I'm a bit tired - no wait, I'm knackered. The country is out of recession, and they all want to come and spend money at Beer-Ritz. Hooray for continued growth and prosperity, boo to being on your feet for nine hours at a time. All I wanted to do was come home, have a beer and go to bed.
There's a chap who comes into the shop every Sunday evening, and buys three bottles of decent beer. He bought some Gadds Reserved a few weeks ago and asked if I'd tried it. I said I hadn't but would try one and report back. He thought the one he'd bought was a bit odd - he thought it tasted of juniper.
Being a dutiful sort of a chap, with a love of a fairly strong beer for a nightcap after a long day standing around drinking Three Floyds Dark Lord and Courage Imperial Russian Stout, sorry, I mean selling quality beer to good people, I've come home, sloshed my bottle of Reserved into a glass, and have it in front of me.
I don't need to taste it to tell that it's got some sort of infection - it smells like dry Breton cider from a foot away. Out of duty, I have a mouthful - it's drinkable, but it's not really giving me any pleasure, and I'm not going to finish it. It's a shame, as the other Gadds beers I've tried (Pale No 3, Dogbolter Porter and India) are great.

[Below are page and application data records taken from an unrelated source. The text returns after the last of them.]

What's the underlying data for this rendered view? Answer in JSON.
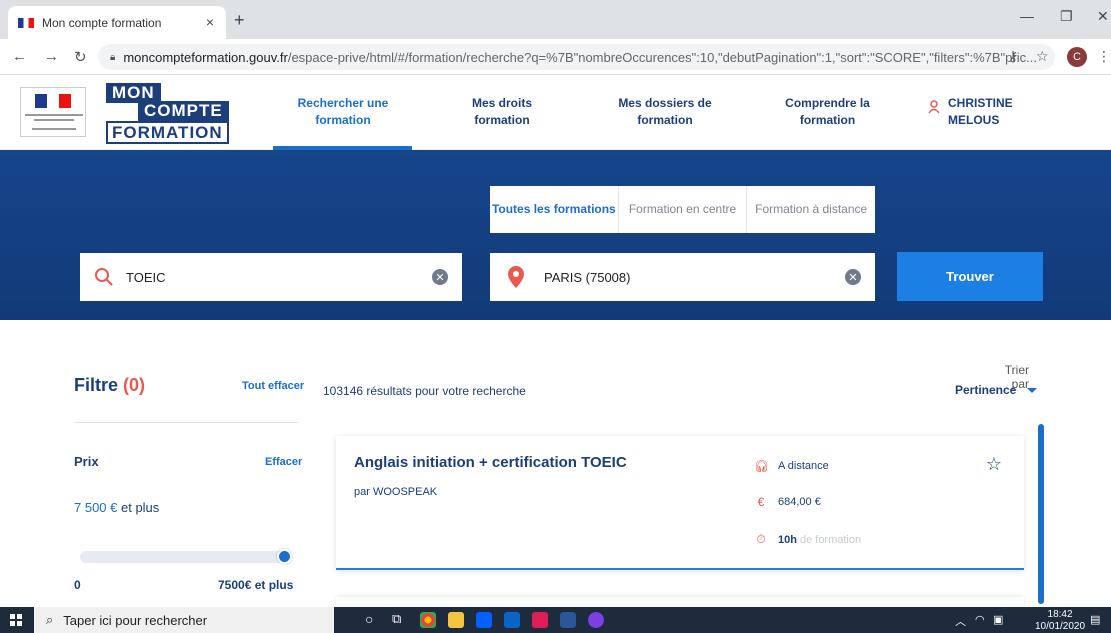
{
  "browser": {
    "tab_title": "Mon compte formation",
    "tab_close": "×",
    "new_tab": "+",
    "url_host": "moncompteformation.gouv.fr",
    "url_rest": "/espace-prive/html/#/formation/recherche?q=%7B\"nombreOccurences\":10,\"debutPagination\":1,\"sort\":\"SCORE\",\"filters\":%7B\"pric...",
    "profile_initial": "C"
  },
  "header": {
    "logo": {
      "line1": "MON",
      "line2": "COMPTE",
      "line3": "FORMATION"
    },
    "menu": [
      {
        "label": "Rechercher une formation"
      },
      {
        "label": "Mes droits formation"
      },
      {
        "label": "Mes dossiers de formation"
      },
      {
        "label": "Comprendre la formation"
      }
    ],
    "user": {
      "first": "CHRISTINE",
      "last": "MELOUS"
    }
  },
  "search": {
    "tabs": [
      {
        "label": "Toutes les formations"
      },
      {
        "label": "Formation en centre"
      },
      {
        "label": "Formation à distance"
      }
    ],
    "query": "TOEIC",
    "location": "PARIS (75008)",
    "button": "Trouver"
  },
  "filters": {
    "title": "Filtre",
    "count": "(0)",
    "clear_all": "Tout effacer",
    "price": {
      "label": "Prix",
      "clear": "Effacer",
      "value_amount": "7 500 €",
      "value_suffix": " et plus",
      "min": "0",
      "max": "7500€ et plus",
      "slider_fraction": 1.0
    }
  },
  "results": {
    "count_text": "103146 résultats pour votre recherche",
    "sort_label": "Trier par",
    "sort_value": "Pertinence",
    "items": [
      {
        "title": "Anglais initiation + certification TOEIC",
        "provider": "par WOOSPEAK",
        "mode": "A distance",
        "price": "684,00 €",
        "duration": "10h",
        "duration_suffix": "de formation"
      }
    ]
  },
  "taskbar": {
    "search_placeholder": "Taper ici pour rechercher",
    "time": "18:42",
    "date": "10/01/2020"
  },
  "colors": {
    "brand_blue": "#1c3f7a",
    "accent_blue": "#1b6fc8",
    "hero_blue": "#16458a",
    "accent_red": "#e85a4f"
  }
}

If I was feeling generous, I might make an argument that a barrel-aged beer will always display a bit of "character". For example, Goose Island's Bourbon County Stout from last year (the cream labels) has developed a prominent barrel character. It's not totally unpleasant, but it's moved from being something that my better half was happy to have a sip of, to something that made her pucker her face in unhappiness. It's the nature of the beast, I guess.
Anyway, if I was judging this bottle of Reserved in a beer competition, I'd call for another sample. As it is, there isn't another bottle in the cellar, so I'm going to call for something else.